*Problem details*.
Every line with "screenshot" in it must be copied from the data.

Available data section start

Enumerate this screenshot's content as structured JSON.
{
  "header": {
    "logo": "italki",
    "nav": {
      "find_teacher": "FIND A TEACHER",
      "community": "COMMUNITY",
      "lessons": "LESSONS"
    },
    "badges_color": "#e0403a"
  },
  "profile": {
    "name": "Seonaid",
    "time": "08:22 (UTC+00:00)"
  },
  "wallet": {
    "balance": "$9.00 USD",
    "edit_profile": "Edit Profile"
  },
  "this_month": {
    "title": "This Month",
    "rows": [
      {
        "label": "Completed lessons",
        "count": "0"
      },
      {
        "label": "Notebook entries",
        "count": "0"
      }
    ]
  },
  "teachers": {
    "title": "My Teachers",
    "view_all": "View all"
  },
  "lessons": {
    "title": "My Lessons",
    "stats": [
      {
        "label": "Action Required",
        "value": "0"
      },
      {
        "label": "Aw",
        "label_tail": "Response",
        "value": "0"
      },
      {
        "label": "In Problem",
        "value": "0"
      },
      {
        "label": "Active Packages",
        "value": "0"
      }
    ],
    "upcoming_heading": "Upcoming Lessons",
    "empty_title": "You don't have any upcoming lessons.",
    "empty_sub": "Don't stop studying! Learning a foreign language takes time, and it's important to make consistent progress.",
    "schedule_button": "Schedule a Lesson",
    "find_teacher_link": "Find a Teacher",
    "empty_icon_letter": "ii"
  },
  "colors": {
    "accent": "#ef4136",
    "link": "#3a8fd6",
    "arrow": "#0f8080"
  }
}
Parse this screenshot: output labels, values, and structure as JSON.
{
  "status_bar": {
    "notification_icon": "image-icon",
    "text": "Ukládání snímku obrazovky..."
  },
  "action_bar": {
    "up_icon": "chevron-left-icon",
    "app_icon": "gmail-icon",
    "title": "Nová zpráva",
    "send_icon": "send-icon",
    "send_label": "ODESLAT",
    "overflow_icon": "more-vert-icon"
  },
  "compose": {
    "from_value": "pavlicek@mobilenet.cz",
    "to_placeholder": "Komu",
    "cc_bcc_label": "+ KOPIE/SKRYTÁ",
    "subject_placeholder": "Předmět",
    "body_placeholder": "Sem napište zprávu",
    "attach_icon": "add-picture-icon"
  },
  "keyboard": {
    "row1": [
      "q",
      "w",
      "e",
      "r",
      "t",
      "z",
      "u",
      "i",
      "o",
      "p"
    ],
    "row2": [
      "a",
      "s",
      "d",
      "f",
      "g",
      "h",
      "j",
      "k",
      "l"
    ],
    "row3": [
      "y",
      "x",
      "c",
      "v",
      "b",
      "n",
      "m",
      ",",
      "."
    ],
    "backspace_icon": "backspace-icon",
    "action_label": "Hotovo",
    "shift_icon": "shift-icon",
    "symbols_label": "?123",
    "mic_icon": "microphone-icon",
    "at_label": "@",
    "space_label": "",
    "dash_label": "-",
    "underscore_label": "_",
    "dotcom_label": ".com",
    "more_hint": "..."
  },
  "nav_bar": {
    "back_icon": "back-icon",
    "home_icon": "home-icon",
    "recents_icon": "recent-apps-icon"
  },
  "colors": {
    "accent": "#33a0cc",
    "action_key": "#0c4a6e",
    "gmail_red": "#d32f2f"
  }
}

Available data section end

*Written response*.
Enumerate this screenshot's content as structured JSON.
Parse this screenshot: output labels, values, and structure as JSON.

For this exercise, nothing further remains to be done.